Nova Gerar Financing USES WORKING CAPITAL: $250,000 CAPITAL INVESTMENT Phase 1 Flaring: $620,000 for flaring equipment and gas plant works Phase 2 Electricity Generation (8 MW) $350,000 for grid connection and telemetry system $4,800,000 for power generators SOURCES SENIOR LOAN SECURED BY ERPA: $1,220,000 LEASING: Modular power generators will be leased as needed.
Lender Risks: The List is Long Project Specific Risks Operational construction operating performance underproduction of CERs Counterparty buyer breaks ERPA contract seller breaks ERPA contract PPA contract broken bankruptcy by developer fraud Carbon Financing Risks Political Kyoto Protocol ratification Host country approval CDM Country Risk Sellers are located in developing countries Currency risk Timing risk Gray Market

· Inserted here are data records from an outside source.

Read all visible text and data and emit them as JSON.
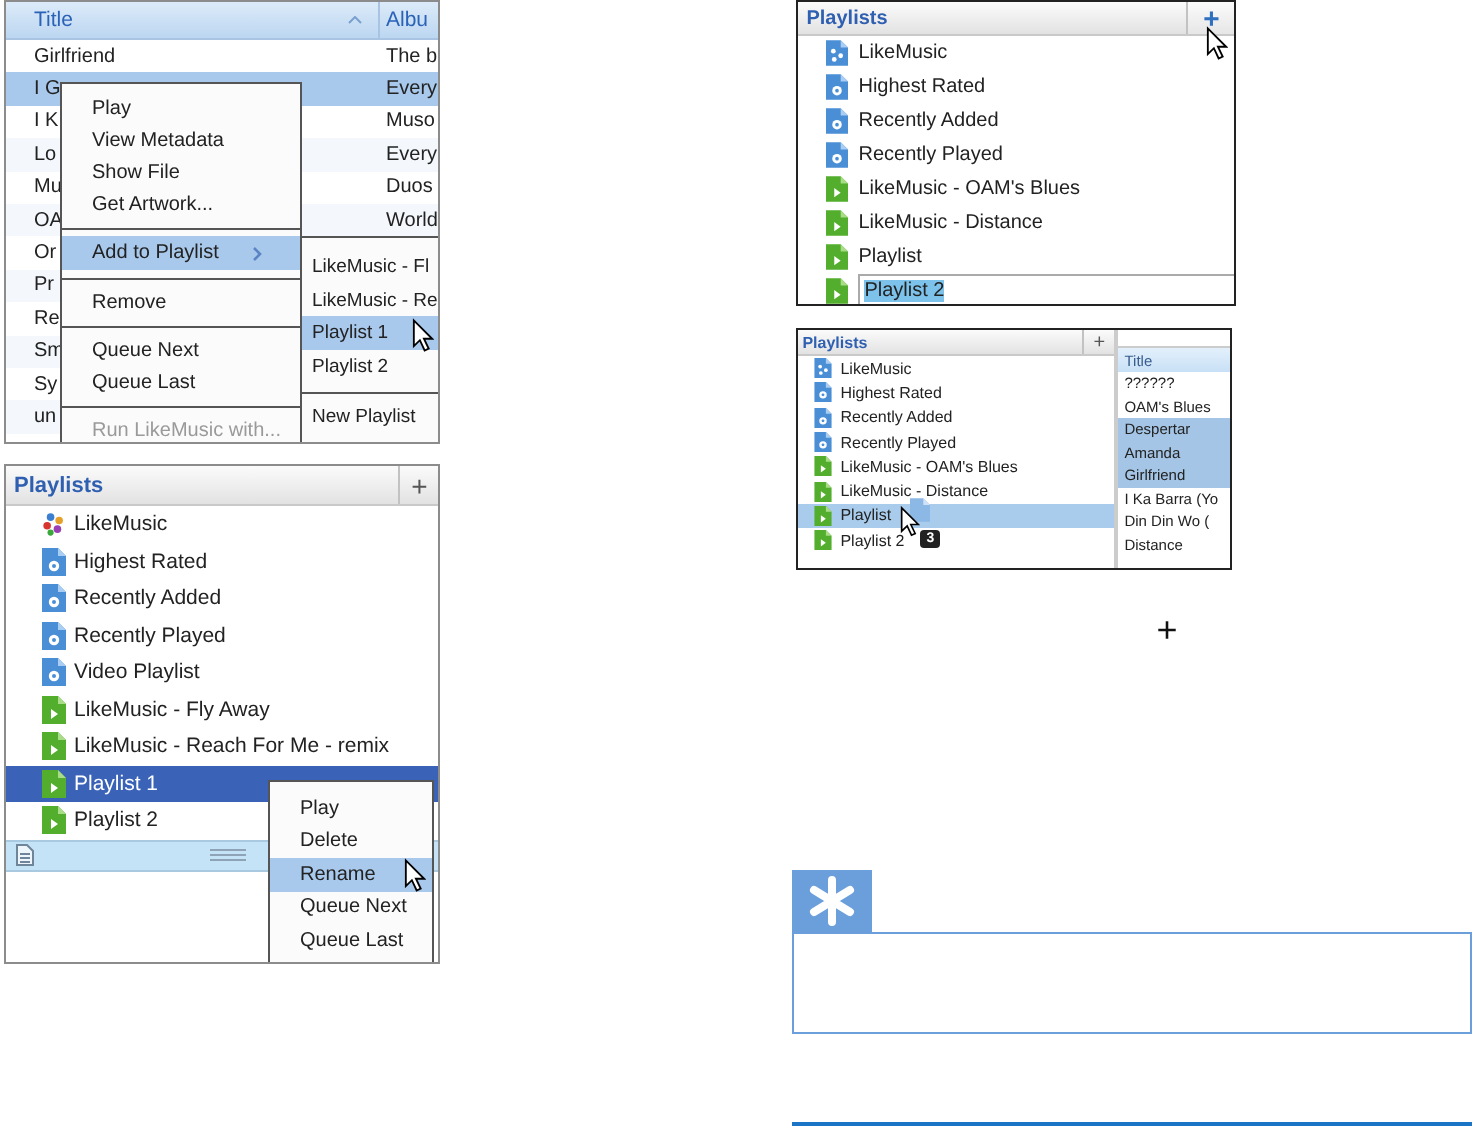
{
  "song_table": {
    "columns": [
      {
        "label": "Title",
        "sorted": true
      },
      {
        "label": "Albu",
        "sorted": false
      }
    ],
    "rows": [
      {
        "title": "Girlfriend",
        "album": "The b",
        "selected": false
      },
      {
        "title": "I G",
        "album": "Every",
        "selected": true
      },
      {
        "title": "I K",
        "album": "Muso",
        "selected": false
      },
      {
        "title": "Lo",
        "album": "Every",
        "selected": false
      },
      {
        "title": "Mu",
        "album": "Duos",
        "selected": false
      },
      {
        "title": "OA",
        "album": "World",
        "selected": false
      },
      {
        "title": "Or",
        "selected": false
      },
      {
        "title": "Pr",
        "selected": false
      },
      {
        "title": "Re",
        "selected": false
      },
      {
        "title": "Sm",
        "selected": false
      },
      {
        "title": "Sy",
        "selected": false
      },
      {
        "title": "un",
        "selected": false
      }
    ]
  },
  "song_menu": {
    "items": [
      {
        "kind": "item",
        "label": "Play",
        "selected": false,
        "disabled": false
      },
      {
        "kind": "item",
        "label": "View Metadata",
        "selected": false,
        "disabled": false
      },
      {
        "kind": "item",
        "label": "Show File",
        "selected": false,
        "disabled": false
      },
      {
        "kind": "item",
        "label": "Get Artwork...",
        "selected": false,
        "disabled": false
      },
      {
        "kind": "separator"
      },
      {
        "kind": "submenu",
        "label": "Add to Playlist",
        "selected": true,
        "disabled": false
      },
      {
        "kind": "separator"
      },
      {
        "kind": "item",
        "label": "Remove",
        "selected": false,
        "disabled": false
      },
      {
        "kind": "separator"
      },
      {
        "kind": "item",
        "label": "Queue Next",
        "selected": false,
        "disabled": false
      },
      {
        "kind": "item",
        "label": "Queue Last",
        "selected": false,
        "disabled": false
      },
      {
        "kind": "separator"
      },
      {
        "kind": "item",
        "label": "Run LikeMusic with...",
        "selected": false,
        "disabled": true
      }
    ]
  },
  "playlist_submenu": {
    "items": [
      {
        "kind": "item",
        "label": "LikeMusic - Fl",
        "selected": false,
        "disabled": false
      },
      {
        "kind": "item",
        "label": "LikeMusic - Re",
        "selected": false,
        "disabled": false
      },
      {
        "kind": "item",
        "label": "Playlist 1",
        "selected": true,
        "disabled": false
      },
      {
        "kind": "item",
        "label": "Playlist 2",
        "selected": false,
        "disabled": false
      },
      {
        "kind": "separator"
      },
      {
        "kind": "item",
        "label": "New Playlist",
        "selected": false,
        "disabled": false
      }
    ]
  },
  "playlists_panel": {
    "title": "Playlists",
    "add_button": "+",
    "items": [
      {
        "kind": "app",
        "label": "LikeMusic",
        "selected": false
      },
      {
        "kind": "smart",
        "label": "Highest Rated",
        "selected": false
      },
      {
        "kind": "smart",
        "label": "Recently Added",
        "selected": false
      },
      {
        "kind": "smart",
        "label": "Recently Played",
        "selected": false
      },
      {
        "kind": "smart",
        "label": "Video Playlist",
        "selected": false
      },
      {
        "kind": "playlist",
        "label": "LikeMusic - Fly Away",
        "selected": false
      },
      {
        "kind": "playlist",
        "label": "LikeMusic - Reach For Me - remix",
        "selected": false
      },
      {
        "kind": "playlist",
        "label": "Playlist 1",
        "selected": true
      },
      {
        "kind": "playlist",
        "label": "Playlist 2",
        "selected": false
      }
    ],
    "context_menu": {
      "items": [
        {
          "kind": "item",
          "label": "Play",
          "selected": false,
          "disabled": false
        },
        {
          "kind": "item",
          "label": "Delete",
          "selected": false,
          "disabled": false
        },
        {
          "kind": "item",
          "label": "Rename",
          "selected": true,
          "disabled": false
        },
        {
          "kind": "item",
          "label": "Queue Next",
          "selected": false,
          "disabled": false
        },
        {
          "kind": "item",
          "label": "Queue Last",
          "selected": false,
          "disabled": false
        }
      ]
    }
  },
  "new_playlist_panel": {
    "title": "Playlists",
    "add_button": "+",
    "items": [
      {
        "kind": "library",
        "label": "LikeMusic",
        "editing": false
      },
      {
        "kind": "smart",
        "label": "Highest Rated",
        "editing": false
      },
      {
        "kind": "smart",
        "label": "Recently Added",
        "editing": false
      },
      {
        "kind": "smart",
        "label": "Recently Played",
        "editing": false
      },
      {
        "kind": "playlist",
        "label": "LikeMusic - OAM's Blues",
        "editing": false
      },
      {
        "kind": "playlist",
        "label": "LikeMusic - Distance",
        "editing": false
      },
      {
        "kind": "playlist",
        "label": "Playlist",
        "editing": false
      },
      {
        "kind": "playlist",
        "label": "Playlist 2",
        "editing": true
      }
    ]
  },
  "drag_panel": {
    "title": "Playlists",
    "add_button": "+",
    "drag_count": "3",
    "items": [
      {
        "kind": "library",
        "label": "LikeMusic",
        "selected": false
      },
      {
        "kind": "smart",
        "label": "Highest Rated",
        "selected": false
      },
      {
        "kind": "smart",
        "label": "Recently Added",
        "selected": false
      },
      {
        "kind": "smart",
        "label": "Recently Played",
        "selected": false
      },
      {
        "kind": "playlist",
        "label": "LikeMusic - OAM's Blues",
        "selected": false
      },
      {
        "kind": "playlist",
        "label": "LikeMusic - Distance",
        "selected": false
      },
      {
        "kind": "playlist",
        "label": "Playlist",
        "selected": true
      },
      {
        "kind": "playlist",
        "label": "Playlist 2",
        "selected": false
      }
    ],
    "track_list": {
      "column": "Title",
      "rows": [
        {
          "title": "??????",
          "selected": false
        },
        {
          "title": "OAM's Blues",
          "selected": false
        },
        {
          "title": "Despertar",
          "selected": true
        },
        {
          "title": "Amanda",
          "selected": true
        },
        {
          "title": "Girlfriend",
          "selected": true
        },
        {
          "title": "I Ka Barra (Yo",
          "selected": false
        },
        {
          "title": "Din Din Wo (",
          "selected": false
        },
        {
          "title": "Distance",
          "selected": false
        }
      ]
    }
  },
  "plus_symbol": "+"
}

Real Risks versus Perceived Risks: The List is Shorter Project Specific Risks Operational construction operating performance underproduction of CERs Counterparty buyer breaks ERPA contract seller breaks ERPA contract PPA contract broken bankruptcy by developer fraud Carbon Financing Risks Political Kyoto Protocol ratification Host country approval CDM Country Risk Sellers are located in developing countries Currency risk Timing risk Gray Market

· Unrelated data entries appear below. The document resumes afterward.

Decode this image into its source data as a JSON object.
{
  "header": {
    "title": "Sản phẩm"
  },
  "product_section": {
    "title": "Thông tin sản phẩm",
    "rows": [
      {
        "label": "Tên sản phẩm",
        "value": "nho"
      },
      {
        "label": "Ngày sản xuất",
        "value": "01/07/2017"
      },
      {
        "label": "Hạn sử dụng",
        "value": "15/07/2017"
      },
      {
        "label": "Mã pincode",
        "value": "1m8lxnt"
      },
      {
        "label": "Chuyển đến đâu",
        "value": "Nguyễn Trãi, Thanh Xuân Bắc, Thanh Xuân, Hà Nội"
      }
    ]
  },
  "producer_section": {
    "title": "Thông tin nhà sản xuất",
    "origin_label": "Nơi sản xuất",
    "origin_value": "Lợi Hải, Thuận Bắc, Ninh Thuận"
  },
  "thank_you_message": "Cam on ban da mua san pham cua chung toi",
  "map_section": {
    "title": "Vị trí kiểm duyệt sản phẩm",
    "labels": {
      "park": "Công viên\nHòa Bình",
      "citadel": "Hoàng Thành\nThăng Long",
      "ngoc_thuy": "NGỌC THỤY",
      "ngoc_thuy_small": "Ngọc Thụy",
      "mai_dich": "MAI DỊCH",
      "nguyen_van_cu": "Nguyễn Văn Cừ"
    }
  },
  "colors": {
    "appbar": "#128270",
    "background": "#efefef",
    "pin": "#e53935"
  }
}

Mitigating Risks Operational Risks – classic project finance issues for mature technologies Counterparty Risks – mitigate with strong deal structure and documentation ERPA survives bankruptcy by developer (risk is low for RE projects) ERPA payments flow into a debt reserve account or directly to the lender ERPA is fixed price, hard currency contract coming from developed country buyer Political Risks Kyoto Protocol, Host country approval and CDM – mitigate with contingent documentation or with VER structure (World Bank PCF) Hedge with third party option Country Risk Country risk insurance (if necessary given very low risk of impact) Timing Risk confirm completion of CDM approval process and ERPA documentation prior to loan disbursement. Gray Market Risk – not a risk, but an opportunity

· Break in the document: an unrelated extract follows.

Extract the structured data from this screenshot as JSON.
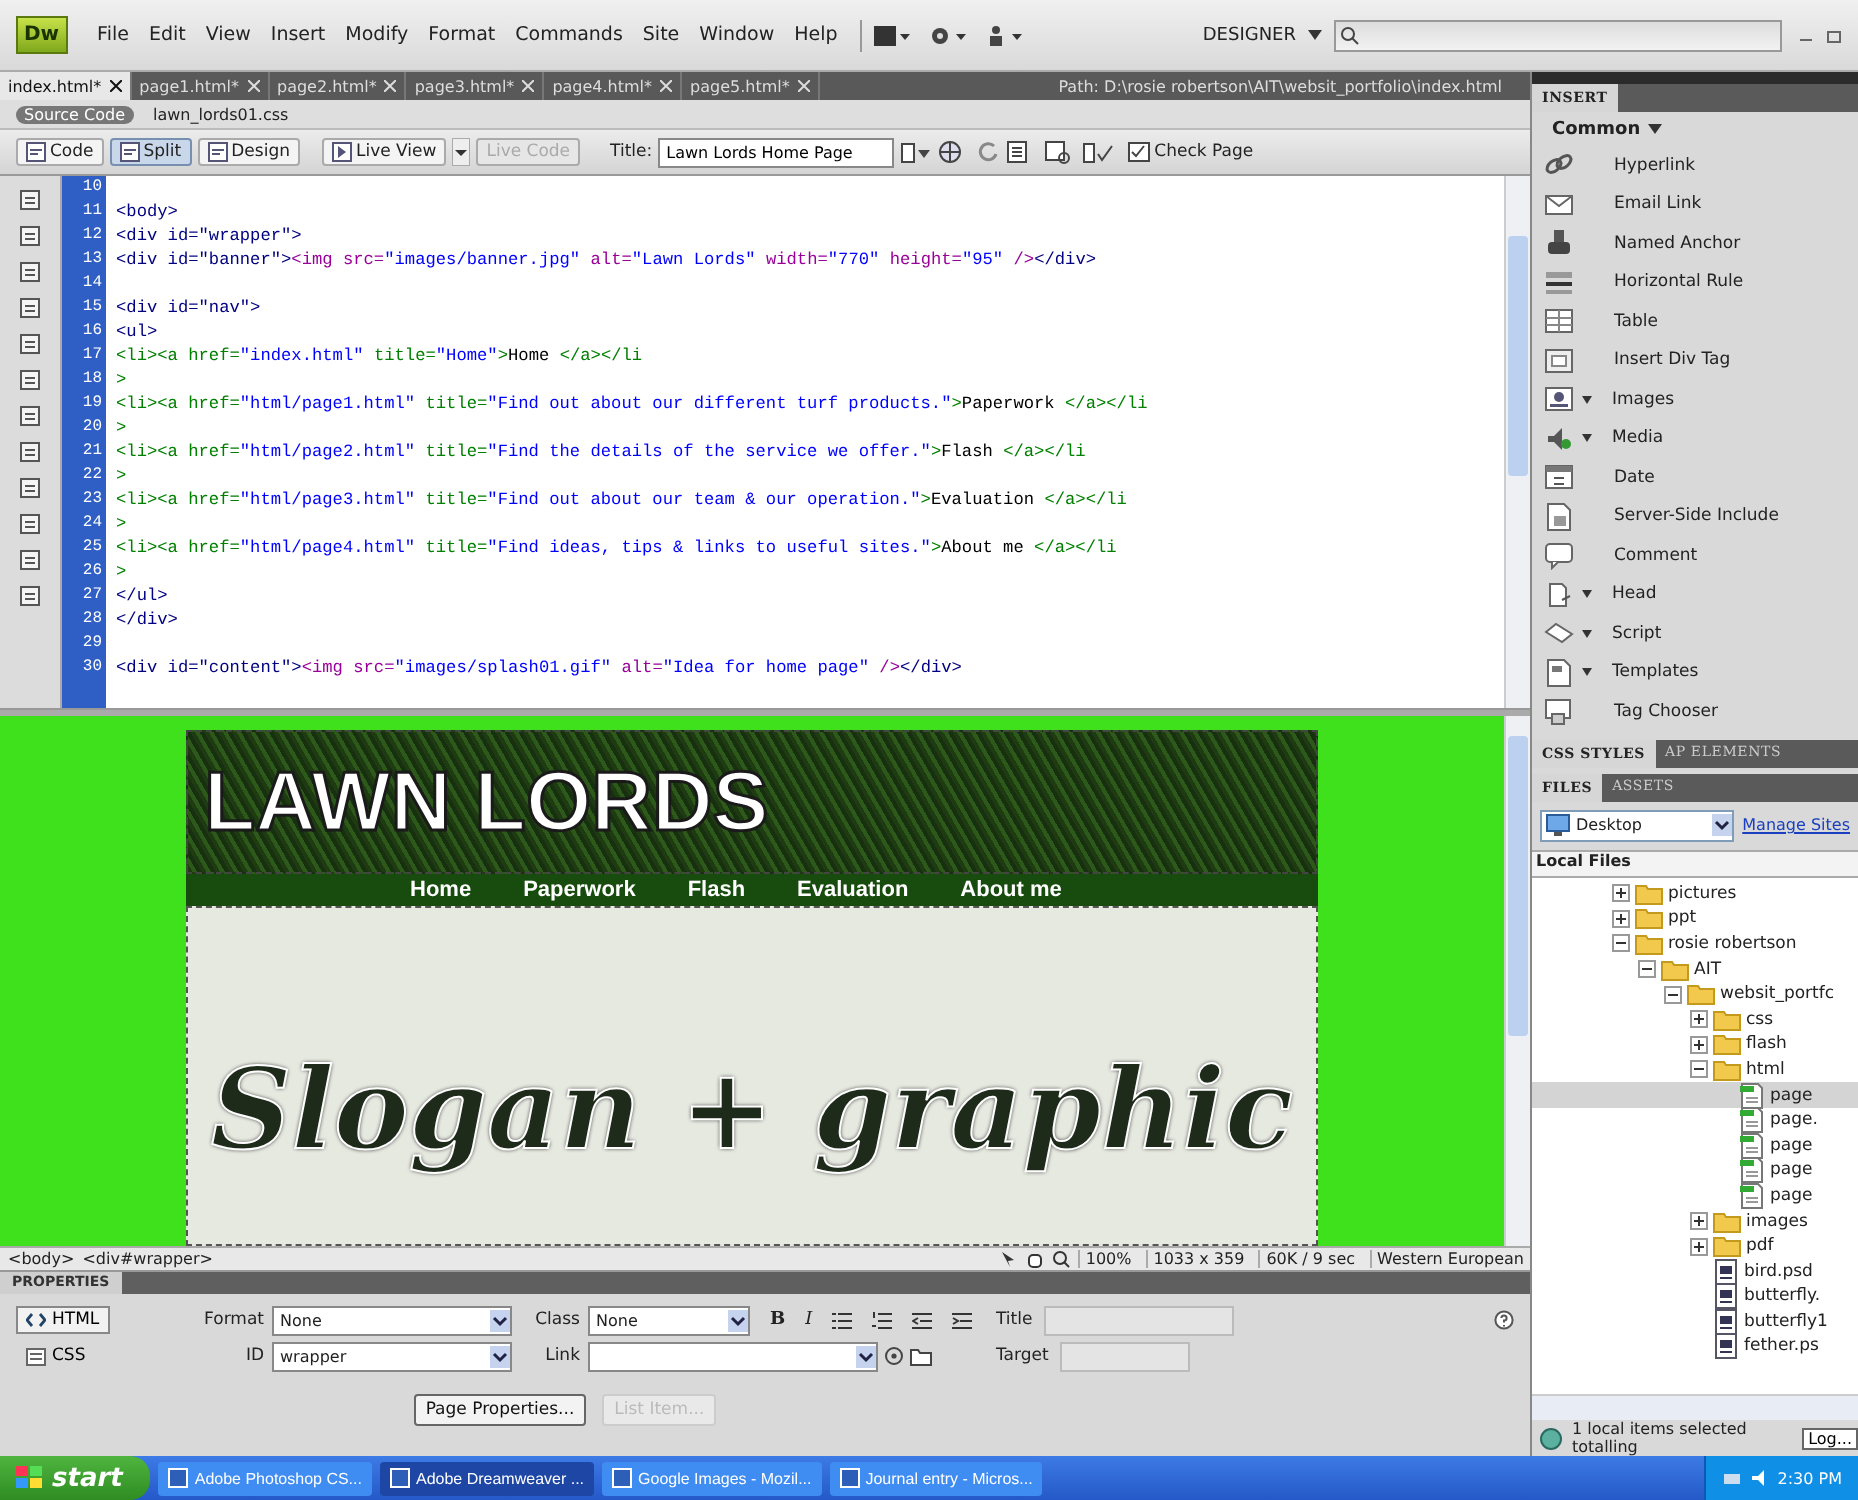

Constraints Complexity lack of standardization under Kyoto Protocol and CDM mechanism documentation and back office procedures Deal Size “Trash to cash” LFG projects are the most attractive emissions reduction projects, but are still relatively small (financing <$10 mm) Market Structure CDM has multiple, conflicting objectives (GHG reduction + sustainable development) Conflicts created through participation of non-profits and multilaterals (crowding out, competitive issues) Time pressure, or lack thereof No incentives for early participation / creation of liquidity.
Real Opportunity High yield / low risk investments: Developed country project finance type risk Mezzanine, developing country type returns High value-added financial service – complex, differentiates banks, rapid growth Requires financial institutions with both local & international expertise Compare to derivatives market in 1980’s
Financing ERPAs: Conclusions CDM is moving from concept to reality, creating an arbitrage opportunity for aggressive financial institutions to earn emerging market yields with developed market risks Risks are overstated: most risks are not real and/or can be mitigated Market constraints are understated
Financing ERPAs: A Case Study of the Nova Gerar Landfill Gas Project Bruce Usher, CEO EcoSecurities Group Limited Finance Risk Mitigation Workshop Public-Private Infrastructure Advisory Facility & CDCF-Plus 19 November 2003 Paris Offices in Oxford, New York, Los Angeles, Rio de Janeiro, Sydney, The Hague